Too often, the customer process is designed for the benefit of the provider. When thinking of the customer experience, it is always best to think from the customer’s perspective. What would make me buy again? What do I want from the experience? The most obvious answer to these questions is simple; deliver on promises. If promises are not delivered on, gaining customer loyalty online is impossible. Zendesk found that 88% of online customers stated product quality as the most important aspect of a positive online purchase experience, with a further 72% stating the importance of customer service, findings which support the work of Dell.
Delivering every time will build reputation; but may not inspire loyalty. That comes from going the extra mile. Throughout the academic papers on customer experience online is the idea of follow-up communications, usually in the guise of emails. These are easy, automatic and generic emails that say ‘Thank you, please come again’.
There is much scope for improving these generic emails. Time spent by a named employee sending a personal message to a customer, especially on high value transactions or potentially lucrative long-term business relationships go a long way. The further that the email can be personalised, perhaps suggesting future improvements or analysis to the customer’s use of the product, especially if a free service, can convince the customer that there is a genuine desire to engage in the business relationship on a personal level, tailoring service and products towards a genuine need. If the customer believes that there is an accessible individual with knowledge of the customer’s requirements, loyalty takes a leap forward. Why go elsewhere when there is an ‘account manager’ with inside knowledge readily available on the other end of an email?
The financial benefit of keeping a customer is well documented. By returning some of this profit to the customer, either through financial loyalty schemes (‘points for purchases’ or returning customer discounts being the most famous) or through the extra service of a personal account manager, encourages repeat custom. Many businesses have saved costs by removing the ability for customers to speak directly to a customer service representative, but the negative impacts of doing this are clear. If a customer cannot speak to someone, then how valuable do they feel? Not valuable enough to remain loyal.
Personalise Your Product
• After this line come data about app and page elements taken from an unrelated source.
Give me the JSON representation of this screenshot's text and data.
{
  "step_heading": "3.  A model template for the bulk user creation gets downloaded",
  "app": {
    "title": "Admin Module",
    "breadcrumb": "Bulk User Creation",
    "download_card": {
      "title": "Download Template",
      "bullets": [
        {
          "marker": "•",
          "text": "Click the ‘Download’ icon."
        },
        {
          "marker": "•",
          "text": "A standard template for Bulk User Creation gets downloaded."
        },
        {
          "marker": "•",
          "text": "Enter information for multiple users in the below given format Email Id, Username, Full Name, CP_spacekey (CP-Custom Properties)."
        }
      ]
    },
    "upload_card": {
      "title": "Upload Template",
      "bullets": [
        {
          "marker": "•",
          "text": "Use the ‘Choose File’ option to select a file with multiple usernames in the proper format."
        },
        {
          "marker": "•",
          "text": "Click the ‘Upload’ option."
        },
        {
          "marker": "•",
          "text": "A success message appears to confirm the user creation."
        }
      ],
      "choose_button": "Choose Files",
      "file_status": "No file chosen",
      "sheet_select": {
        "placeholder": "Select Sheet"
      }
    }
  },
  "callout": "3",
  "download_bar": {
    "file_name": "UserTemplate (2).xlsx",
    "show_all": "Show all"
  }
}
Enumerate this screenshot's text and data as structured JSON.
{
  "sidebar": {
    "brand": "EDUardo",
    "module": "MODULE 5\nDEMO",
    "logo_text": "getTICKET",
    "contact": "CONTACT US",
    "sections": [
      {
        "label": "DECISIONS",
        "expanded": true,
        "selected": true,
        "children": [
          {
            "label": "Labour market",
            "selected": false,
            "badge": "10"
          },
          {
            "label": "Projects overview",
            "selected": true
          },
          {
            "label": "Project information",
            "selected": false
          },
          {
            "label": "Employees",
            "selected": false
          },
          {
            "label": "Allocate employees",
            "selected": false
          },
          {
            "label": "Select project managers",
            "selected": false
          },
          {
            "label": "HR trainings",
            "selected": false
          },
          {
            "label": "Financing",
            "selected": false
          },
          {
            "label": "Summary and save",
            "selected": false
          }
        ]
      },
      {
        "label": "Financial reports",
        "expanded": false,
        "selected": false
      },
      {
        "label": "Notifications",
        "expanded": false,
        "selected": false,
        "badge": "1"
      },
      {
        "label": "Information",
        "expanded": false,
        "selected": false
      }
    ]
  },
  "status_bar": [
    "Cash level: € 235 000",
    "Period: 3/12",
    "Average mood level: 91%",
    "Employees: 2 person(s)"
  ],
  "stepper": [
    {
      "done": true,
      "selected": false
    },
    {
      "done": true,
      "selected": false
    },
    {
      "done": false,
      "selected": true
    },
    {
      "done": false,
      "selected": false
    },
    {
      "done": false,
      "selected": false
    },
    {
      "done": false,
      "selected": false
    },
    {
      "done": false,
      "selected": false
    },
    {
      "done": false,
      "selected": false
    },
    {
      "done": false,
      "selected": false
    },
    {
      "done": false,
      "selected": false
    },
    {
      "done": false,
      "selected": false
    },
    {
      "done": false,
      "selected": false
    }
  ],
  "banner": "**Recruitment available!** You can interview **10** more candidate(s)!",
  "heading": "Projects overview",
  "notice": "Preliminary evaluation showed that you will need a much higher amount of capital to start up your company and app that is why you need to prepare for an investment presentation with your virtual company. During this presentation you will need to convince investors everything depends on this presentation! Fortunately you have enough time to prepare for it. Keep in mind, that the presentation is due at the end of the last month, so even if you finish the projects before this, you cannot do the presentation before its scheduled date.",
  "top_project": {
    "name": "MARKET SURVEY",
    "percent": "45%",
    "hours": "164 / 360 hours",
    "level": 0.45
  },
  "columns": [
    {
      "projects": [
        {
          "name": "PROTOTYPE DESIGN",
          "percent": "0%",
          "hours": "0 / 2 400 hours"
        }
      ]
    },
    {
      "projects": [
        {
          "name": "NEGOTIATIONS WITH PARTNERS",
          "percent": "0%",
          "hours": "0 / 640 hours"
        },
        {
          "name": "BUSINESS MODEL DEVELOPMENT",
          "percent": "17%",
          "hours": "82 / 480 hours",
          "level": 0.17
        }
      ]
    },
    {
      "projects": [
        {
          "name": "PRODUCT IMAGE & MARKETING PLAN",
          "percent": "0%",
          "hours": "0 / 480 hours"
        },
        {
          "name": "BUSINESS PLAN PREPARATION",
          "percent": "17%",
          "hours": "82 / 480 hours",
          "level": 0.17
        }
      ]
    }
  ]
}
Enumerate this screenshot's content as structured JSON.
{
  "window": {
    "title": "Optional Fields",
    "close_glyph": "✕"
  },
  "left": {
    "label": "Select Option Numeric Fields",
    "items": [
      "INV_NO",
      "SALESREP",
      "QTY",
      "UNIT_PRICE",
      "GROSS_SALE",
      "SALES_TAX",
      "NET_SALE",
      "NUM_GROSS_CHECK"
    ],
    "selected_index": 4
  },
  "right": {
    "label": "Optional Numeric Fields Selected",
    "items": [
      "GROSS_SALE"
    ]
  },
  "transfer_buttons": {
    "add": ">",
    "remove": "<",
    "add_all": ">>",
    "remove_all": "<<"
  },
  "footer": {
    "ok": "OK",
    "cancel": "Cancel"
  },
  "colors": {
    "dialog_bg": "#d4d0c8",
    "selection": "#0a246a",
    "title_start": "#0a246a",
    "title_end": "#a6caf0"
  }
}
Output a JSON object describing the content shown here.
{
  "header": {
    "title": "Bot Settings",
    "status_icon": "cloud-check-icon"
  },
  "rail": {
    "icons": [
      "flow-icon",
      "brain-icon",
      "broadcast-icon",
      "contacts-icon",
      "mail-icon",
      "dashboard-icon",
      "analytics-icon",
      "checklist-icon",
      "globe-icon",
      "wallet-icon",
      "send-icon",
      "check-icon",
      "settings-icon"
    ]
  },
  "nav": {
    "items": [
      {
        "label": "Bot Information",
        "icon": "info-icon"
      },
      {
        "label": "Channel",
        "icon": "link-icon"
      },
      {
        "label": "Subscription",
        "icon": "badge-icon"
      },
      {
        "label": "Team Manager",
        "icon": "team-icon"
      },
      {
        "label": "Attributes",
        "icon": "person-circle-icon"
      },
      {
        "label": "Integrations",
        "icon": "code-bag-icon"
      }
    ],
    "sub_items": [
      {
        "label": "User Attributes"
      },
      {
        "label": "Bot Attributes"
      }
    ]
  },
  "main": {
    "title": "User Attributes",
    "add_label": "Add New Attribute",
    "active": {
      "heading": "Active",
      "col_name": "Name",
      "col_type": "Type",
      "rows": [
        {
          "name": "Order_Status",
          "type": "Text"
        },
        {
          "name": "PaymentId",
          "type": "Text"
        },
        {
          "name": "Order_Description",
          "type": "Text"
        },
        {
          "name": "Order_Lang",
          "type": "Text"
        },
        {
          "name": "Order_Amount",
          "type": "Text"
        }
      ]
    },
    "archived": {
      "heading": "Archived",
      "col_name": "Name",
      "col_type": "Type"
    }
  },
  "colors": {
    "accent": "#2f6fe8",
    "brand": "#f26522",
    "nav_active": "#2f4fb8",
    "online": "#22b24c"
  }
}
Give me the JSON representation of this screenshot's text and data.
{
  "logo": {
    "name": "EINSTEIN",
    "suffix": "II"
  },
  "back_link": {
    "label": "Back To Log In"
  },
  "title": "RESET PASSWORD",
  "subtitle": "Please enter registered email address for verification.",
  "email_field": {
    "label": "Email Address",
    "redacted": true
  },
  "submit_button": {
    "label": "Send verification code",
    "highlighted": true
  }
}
It has been shown that in order to increase customer loyalty, a good product, excellent customer service and delivering on promises are the three key factors in increasing loyalty – and by association, long-term spend. In order to provide a quality product and appreciated customer service, it is essential to understand the client and their experience. Rather than spend budget on advertising and promotions to attract new customers, if that budget were spent on customer data capture and seeking quality feedback, the whole experience can be tailored to a ensure that customers get exactly what they need, and never look elsewhere. Does a customer look to brand or price? Are their purchases systematic or sporadic? Do they use loyalty schemes/points? Do they respond to targeted email campaigns or are they an in-box filling annoyance?
In knowing your customers, you can tailor the service to them. At least, you can highlight aspects of a generic service that will most suit the client, providing at least the illusion of a personalised, customer led product. By always delivering on promises, providing a little personal care and through providing industry leading, easily accessible content, customers will become loyal.